Medella Health wins National James Dyson Award; Arylla and Penta Medical named Runners Up

Thursday, September 8, 2016

Harry Gandhi

Medella Health, founded by former Science and Business student Harry Gandhi won the National James Dyson Award for developing a contact lens that will revolutionize how diabetics monitor their blood sugar. 

Velocity Science companies Arylla and Penta Medical were named National Runner Ups for their anti-counterfeit nano ink and infrared wearables.

Seeing diabetes differently

Medella Health has developed a smart contact lens that continuously monitors the blood glucose levels in the tear fluid of patients with diabetes. This non-invasive, easy to use and real-time monitoring system is worn like a normal contact lens.

You put it on in the morning, just like a normal contact lens, take it off at night, clean it in the exact same way you would with a normal contact lens," Gandhi said. "It's that simple.

Using nanotechnology, these lenses transmit data to the patient’s mobile device through a small wearable clip – allowing them to take immediate action to manage their diabetes. The contact lenses can be used by both hypoglycemic and hyperglycemic patients.

The paired mobile device also has the ability to store patient information regarding their blood glucose levels, diet management and overall trends in diabetes management. 

We want to flip the medical system on its head – turning it from a reactive model to a preventative one,” says Medella Health founder and CEO Harry Gandhi. "It's a deeper way of being able to understand our health.

This plethora of information will help health care providers make evidence-based medical decisions, leading to better recommendations and earlier detection.

In future the company will expand the use of these lenses to measure other biomarkers.

Gandhi, a 2015 Thiel Fellowship recipient, has been an integral member of Waterloo’s entrepreneurial ecosystem. He helped co-found Velocity Science and was involved in iGEM. Entrepreneurs like Gandhi have helped entrepreneurship grow in the Faculty of Science. 

Nano ink and infrared wearables named Runner's Up

Two Velocity Science companies Arylla and Penta Medical were named National Runners Up in the competition.

Velocity Science company Arylla Inc.

Arylla has developed a nano ink that allows consumers to check if the product they are buying is counterfeit using their cell phone.

Our ink changes colour under certain light conditions and you capture that change of light on your smart phone camera,” explains co-founder Perry Everett. “The image file is converted into an identifier code through an algorithm we’ve developed and it cross references with a database of our inks to authenticate products.

Their biocompatible, non-toxic and eco-friendly ink can be used on packaging for electronics, pharmaceuticals, pesticides and even food. 

Food fraud and counterfeit crop protection products are growing concerns. The annual market of illegal and counterfeit crop protection products is $6.75 billion worldwide. Consumers want to know that the food they are buying matches what is stated on the label.

Seafood is one the biggest problems but Arylla's ink will allow consumers to verify the quality of the products that can't be determined visually or even by taste.

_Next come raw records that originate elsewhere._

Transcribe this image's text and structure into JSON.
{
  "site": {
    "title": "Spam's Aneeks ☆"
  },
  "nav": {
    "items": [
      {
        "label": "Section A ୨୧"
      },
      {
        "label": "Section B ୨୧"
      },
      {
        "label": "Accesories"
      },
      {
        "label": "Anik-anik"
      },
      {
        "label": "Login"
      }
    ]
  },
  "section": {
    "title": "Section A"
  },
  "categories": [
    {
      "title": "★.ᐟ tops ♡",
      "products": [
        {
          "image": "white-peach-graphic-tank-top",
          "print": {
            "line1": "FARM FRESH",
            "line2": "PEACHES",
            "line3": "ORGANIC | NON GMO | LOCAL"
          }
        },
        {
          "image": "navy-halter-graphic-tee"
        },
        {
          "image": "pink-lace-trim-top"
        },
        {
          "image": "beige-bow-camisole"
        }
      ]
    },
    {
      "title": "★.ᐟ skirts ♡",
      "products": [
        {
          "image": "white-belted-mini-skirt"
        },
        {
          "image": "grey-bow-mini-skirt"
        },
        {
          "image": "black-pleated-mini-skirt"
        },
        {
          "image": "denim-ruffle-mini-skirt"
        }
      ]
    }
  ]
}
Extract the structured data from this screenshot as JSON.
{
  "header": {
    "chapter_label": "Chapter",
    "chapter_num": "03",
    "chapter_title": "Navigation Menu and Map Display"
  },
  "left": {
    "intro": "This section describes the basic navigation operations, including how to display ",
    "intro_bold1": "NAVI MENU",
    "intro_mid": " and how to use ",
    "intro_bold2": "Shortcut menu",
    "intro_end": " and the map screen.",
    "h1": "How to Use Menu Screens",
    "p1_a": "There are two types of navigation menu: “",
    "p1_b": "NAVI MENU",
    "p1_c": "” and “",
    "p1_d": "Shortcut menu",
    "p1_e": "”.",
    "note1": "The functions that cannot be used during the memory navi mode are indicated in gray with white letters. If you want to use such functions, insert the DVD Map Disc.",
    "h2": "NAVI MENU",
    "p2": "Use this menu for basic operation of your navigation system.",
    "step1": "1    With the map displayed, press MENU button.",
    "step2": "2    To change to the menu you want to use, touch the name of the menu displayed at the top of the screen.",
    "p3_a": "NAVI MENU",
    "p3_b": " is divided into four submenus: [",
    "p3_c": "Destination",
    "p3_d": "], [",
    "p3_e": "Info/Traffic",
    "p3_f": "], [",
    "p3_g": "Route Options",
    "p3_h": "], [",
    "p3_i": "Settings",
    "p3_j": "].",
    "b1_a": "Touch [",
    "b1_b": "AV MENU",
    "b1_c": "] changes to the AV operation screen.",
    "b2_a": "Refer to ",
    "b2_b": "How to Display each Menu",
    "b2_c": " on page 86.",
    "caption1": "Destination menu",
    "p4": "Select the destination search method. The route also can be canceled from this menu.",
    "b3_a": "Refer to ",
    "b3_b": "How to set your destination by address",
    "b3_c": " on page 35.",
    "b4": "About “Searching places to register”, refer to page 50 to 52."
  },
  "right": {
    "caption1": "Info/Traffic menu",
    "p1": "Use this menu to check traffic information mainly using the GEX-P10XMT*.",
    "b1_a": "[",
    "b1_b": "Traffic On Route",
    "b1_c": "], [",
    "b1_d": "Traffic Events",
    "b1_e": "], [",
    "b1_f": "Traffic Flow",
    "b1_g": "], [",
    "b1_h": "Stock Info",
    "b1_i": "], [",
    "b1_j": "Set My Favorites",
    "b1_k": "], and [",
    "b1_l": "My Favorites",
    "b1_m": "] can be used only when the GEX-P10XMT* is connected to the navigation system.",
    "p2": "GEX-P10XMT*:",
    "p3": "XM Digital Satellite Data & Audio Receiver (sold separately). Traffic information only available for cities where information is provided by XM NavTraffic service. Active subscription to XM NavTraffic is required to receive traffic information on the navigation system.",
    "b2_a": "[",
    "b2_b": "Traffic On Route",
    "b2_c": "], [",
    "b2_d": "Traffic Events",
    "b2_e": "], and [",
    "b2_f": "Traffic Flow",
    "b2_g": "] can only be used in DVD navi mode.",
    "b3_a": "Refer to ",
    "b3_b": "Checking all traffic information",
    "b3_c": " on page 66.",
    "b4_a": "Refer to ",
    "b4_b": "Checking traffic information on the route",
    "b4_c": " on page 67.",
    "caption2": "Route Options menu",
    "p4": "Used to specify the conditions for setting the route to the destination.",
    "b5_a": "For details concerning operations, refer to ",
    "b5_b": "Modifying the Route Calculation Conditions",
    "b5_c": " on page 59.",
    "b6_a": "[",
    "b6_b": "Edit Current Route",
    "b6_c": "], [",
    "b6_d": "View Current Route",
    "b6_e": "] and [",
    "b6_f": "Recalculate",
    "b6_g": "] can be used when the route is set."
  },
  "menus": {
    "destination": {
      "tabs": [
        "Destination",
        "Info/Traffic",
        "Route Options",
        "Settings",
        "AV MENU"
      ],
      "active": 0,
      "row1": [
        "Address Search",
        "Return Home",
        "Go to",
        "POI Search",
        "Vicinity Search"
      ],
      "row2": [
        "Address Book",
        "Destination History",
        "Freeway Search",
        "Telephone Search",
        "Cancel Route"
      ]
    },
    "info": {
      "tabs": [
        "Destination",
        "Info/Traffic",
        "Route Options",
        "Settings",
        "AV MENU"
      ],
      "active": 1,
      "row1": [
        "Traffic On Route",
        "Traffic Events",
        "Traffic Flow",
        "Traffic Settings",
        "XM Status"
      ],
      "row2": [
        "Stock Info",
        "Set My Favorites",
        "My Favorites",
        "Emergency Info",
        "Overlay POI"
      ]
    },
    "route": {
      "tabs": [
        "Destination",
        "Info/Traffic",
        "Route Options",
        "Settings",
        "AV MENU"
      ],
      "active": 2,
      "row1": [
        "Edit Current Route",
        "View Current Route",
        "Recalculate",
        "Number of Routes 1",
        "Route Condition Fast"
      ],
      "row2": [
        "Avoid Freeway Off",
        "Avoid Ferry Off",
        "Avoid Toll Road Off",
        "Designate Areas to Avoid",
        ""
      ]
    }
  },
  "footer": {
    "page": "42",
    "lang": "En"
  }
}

This could be a quick and easy counterfeit solution – its cost will be lower, and it will be faster than existing anti-counterfeiting technologies,” said Everett. “The ink is the first go-to material our technology is based on but maybe we could possibly also extrude into plastics.

Penta Medical, founded by Biomedical Sciences student Alexa Roeper, is developing wearable infrared therapy devices to speed up healing from an injury.

Penta Medical hand product design

Americans lose $6.7 billion each year due to injuries, yet less than a third of people who start physiotherapy treatments will finish their sessions due to the cost and inconvenience.

Penta Medical's technology not only help you heal faster but it is also antibacterial, decreasing the chances of infection unlike with other fibers. 

Their product uses infrared technology on a wearable fabric that increases the blood circulation of the patient. The designs were created with the comfort of the patient in mind and use a fiber that is ergonomic and fashionable.

Waterloo companies compete on the global stage

Next, all three Waterloo companies plus two other Canadian companies will compete against 105 other companies from 22 countries for a chance to win the International James Dyson Competition. The shortlist for the International James Dyson Award will be announced on September 29th. 

The James Dyson Award is run by the James Dyson Foundation and is an international competition that challenges youth to design something to solve a problem.